This is not what good marketing is about. If Pepsi really, truly wanted to do something good and to support the people who are protesting, there are so many ways they could have done that. They could have donated money to an organization that’s helping others. They could have given their employees a paid day off to volunteer or protest or whatever they chose to do to make a positive difference. Then, if this was truly an act of goodness and not a publicity stunt, they shouldn’t have done anything afterwards to promote themselves. No press release, no feel-good video about the great job they did. Pepsi should have simply let the act speak for itself. And you know what would have happened?
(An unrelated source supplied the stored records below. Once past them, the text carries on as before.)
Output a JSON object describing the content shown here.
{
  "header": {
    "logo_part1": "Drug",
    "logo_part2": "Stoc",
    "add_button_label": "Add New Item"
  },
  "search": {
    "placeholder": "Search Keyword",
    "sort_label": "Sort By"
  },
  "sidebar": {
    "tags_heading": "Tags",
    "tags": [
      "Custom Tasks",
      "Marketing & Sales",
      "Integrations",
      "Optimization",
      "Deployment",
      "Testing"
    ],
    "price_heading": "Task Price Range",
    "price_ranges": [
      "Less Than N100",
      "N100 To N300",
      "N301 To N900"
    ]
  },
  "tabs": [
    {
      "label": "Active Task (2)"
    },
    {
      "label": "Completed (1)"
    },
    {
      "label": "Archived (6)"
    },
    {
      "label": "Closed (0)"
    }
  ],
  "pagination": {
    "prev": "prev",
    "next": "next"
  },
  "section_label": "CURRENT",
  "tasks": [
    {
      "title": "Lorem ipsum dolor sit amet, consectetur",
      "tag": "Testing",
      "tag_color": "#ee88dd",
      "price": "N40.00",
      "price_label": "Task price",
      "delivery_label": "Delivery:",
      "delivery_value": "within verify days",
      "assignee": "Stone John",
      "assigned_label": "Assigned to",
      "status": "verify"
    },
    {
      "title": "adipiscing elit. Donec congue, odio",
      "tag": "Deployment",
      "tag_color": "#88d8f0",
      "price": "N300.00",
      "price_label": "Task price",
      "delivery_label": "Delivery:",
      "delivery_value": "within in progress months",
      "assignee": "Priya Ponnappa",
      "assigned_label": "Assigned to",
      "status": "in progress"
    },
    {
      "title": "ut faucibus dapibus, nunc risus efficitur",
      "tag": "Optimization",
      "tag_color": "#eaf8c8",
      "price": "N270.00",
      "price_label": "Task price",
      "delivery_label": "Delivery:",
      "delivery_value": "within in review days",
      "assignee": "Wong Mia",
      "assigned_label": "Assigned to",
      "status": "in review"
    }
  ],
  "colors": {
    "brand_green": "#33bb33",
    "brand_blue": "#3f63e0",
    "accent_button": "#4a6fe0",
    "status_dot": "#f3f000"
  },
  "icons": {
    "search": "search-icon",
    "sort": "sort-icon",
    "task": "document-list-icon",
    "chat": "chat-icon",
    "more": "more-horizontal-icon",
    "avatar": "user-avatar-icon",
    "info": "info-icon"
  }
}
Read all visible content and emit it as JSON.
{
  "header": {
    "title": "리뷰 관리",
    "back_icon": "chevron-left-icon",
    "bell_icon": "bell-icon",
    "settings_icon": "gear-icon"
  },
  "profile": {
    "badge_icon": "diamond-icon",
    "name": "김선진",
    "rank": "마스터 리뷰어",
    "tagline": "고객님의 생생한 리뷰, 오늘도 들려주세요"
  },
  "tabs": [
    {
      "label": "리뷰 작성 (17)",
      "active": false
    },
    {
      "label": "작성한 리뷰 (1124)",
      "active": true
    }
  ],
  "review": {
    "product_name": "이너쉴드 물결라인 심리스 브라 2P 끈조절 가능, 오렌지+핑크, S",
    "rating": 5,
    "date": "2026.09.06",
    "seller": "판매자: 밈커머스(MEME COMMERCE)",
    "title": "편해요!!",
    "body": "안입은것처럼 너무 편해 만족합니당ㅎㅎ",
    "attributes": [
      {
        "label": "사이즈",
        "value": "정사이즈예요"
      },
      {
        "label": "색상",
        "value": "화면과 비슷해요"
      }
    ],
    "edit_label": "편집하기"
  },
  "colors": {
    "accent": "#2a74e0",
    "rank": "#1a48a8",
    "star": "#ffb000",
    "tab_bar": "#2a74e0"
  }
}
Their employees and the organizations would have told the story for them. They would have genuinely, truly thanked Pepsi for actually making a difference – for taking the money they could have spent on a ridiculous ad (ahem, see above) to create real results that help real people. Or maybe not, maybe no one ever finds out. And that’s OK, because the act should have been more important than the mentions on social media and the video views.

This is a struggle we face in our marketing. I acknowledge it. We have jobs to do, and that’s to get our message out there in front of people. However, I will always be a proponent of doing so responsibly and ethically. Responsible marketing starts with each of us. The type of marketing Pepsi just pulled isn’t OK with me, and I hope it isn’t OK with you either.